Page and application data records
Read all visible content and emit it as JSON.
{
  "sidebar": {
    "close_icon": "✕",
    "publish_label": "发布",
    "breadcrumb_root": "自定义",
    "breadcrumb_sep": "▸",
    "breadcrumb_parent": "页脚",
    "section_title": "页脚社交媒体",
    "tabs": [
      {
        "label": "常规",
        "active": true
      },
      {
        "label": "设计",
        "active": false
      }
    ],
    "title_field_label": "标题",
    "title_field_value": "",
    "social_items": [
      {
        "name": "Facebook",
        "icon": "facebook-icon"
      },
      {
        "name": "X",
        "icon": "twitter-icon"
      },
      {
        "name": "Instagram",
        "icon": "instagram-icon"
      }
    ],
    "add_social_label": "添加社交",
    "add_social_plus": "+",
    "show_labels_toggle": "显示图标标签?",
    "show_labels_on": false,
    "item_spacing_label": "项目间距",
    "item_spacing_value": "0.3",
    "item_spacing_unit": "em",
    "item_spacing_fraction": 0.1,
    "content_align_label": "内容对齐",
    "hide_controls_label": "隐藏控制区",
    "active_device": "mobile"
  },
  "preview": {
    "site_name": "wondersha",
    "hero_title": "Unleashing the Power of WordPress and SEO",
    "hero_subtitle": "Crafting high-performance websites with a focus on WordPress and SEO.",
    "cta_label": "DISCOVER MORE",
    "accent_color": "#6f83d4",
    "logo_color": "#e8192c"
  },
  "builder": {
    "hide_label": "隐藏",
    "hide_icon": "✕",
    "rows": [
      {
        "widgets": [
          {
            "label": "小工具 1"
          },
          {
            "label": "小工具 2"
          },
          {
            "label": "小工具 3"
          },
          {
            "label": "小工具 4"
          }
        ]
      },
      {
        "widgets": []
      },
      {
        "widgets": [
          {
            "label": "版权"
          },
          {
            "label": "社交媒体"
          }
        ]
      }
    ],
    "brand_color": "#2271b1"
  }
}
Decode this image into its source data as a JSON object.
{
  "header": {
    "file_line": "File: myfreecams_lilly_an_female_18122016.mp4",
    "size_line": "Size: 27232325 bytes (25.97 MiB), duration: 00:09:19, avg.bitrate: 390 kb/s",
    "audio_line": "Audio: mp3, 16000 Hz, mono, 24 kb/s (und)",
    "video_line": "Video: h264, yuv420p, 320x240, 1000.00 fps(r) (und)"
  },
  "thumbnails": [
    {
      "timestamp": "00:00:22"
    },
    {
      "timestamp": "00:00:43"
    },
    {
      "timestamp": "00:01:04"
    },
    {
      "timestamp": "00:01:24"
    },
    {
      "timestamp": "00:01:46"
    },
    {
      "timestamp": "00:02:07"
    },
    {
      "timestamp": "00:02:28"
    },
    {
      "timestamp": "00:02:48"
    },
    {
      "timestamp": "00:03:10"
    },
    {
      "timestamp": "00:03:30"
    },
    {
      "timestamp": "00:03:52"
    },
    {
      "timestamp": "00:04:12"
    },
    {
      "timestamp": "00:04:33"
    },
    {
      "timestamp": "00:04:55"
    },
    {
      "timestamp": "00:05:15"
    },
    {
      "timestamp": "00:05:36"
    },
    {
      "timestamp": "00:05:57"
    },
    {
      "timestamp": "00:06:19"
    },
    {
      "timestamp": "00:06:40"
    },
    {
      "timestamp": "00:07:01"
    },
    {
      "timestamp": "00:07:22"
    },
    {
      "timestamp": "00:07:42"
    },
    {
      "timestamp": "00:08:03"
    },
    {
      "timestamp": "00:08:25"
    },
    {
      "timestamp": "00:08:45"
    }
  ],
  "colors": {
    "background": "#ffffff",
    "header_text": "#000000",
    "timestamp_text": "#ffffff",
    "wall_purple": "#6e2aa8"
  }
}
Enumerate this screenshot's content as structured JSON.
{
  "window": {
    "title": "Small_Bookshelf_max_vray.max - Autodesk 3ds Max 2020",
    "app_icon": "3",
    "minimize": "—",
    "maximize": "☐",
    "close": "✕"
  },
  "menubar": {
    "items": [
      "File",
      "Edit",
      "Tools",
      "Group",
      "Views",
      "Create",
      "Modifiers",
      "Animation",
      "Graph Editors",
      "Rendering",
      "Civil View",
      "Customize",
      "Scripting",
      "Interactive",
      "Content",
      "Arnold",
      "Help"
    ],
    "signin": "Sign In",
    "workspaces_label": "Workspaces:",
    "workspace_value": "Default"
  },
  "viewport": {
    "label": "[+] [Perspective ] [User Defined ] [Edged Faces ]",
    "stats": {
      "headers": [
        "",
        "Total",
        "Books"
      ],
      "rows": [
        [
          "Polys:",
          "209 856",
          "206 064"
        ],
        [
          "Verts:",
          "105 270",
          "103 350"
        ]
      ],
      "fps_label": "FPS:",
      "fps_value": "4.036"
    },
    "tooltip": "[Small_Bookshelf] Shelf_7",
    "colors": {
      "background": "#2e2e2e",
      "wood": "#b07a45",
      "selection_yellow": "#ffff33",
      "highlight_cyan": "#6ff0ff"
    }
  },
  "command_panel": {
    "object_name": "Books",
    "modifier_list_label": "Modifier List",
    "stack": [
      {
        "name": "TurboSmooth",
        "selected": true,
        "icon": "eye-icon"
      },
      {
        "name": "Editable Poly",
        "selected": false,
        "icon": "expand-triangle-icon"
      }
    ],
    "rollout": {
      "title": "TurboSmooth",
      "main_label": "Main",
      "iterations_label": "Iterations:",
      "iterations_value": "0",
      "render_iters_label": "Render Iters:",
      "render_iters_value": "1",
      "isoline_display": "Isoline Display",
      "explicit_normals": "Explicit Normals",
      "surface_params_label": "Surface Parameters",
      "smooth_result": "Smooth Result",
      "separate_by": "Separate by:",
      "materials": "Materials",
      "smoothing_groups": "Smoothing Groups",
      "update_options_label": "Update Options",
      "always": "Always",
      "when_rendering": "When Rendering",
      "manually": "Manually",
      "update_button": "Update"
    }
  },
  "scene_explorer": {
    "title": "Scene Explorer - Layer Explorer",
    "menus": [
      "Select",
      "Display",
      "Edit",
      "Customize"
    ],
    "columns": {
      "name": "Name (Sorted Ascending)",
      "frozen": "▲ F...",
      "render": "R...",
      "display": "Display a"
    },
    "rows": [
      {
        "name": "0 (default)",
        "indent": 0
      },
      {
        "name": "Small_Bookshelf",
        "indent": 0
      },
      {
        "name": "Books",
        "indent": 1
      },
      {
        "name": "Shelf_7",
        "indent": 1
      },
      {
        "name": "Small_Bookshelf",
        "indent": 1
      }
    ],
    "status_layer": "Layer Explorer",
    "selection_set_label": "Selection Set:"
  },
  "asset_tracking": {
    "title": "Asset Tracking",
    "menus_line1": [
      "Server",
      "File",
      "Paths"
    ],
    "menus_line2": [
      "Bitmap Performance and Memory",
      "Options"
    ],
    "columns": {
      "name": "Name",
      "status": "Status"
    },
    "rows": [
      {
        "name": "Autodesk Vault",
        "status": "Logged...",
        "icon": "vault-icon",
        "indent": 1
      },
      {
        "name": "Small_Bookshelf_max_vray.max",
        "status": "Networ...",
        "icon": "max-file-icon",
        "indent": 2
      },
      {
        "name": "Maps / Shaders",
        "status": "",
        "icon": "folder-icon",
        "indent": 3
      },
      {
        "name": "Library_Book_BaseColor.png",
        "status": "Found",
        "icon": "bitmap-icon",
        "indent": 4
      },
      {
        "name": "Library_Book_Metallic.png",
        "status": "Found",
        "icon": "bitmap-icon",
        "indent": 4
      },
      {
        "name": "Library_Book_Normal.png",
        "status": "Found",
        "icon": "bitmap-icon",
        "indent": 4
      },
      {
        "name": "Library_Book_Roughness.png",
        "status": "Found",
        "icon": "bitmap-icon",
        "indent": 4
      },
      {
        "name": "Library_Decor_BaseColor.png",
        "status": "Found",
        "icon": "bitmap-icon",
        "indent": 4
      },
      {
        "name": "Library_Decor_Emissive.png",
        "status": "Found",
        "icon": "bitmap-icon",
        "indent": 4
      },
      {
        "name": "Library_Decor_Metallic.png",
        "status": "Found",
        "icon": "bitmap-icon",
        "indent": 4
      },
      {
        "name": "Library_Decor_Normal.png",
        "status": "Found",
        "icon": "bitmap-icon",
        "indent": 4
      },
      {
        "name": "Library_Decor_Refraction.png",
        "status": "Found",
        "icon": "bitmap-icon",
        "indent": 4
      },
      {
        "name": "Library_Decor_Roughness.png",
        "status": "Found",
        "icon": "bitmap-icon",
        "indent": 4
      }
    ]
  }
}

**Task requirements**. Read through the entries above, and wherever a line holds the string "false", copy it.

**Response to this task**.
        "active": false
    "show_labels_on": false,
        "selected": false,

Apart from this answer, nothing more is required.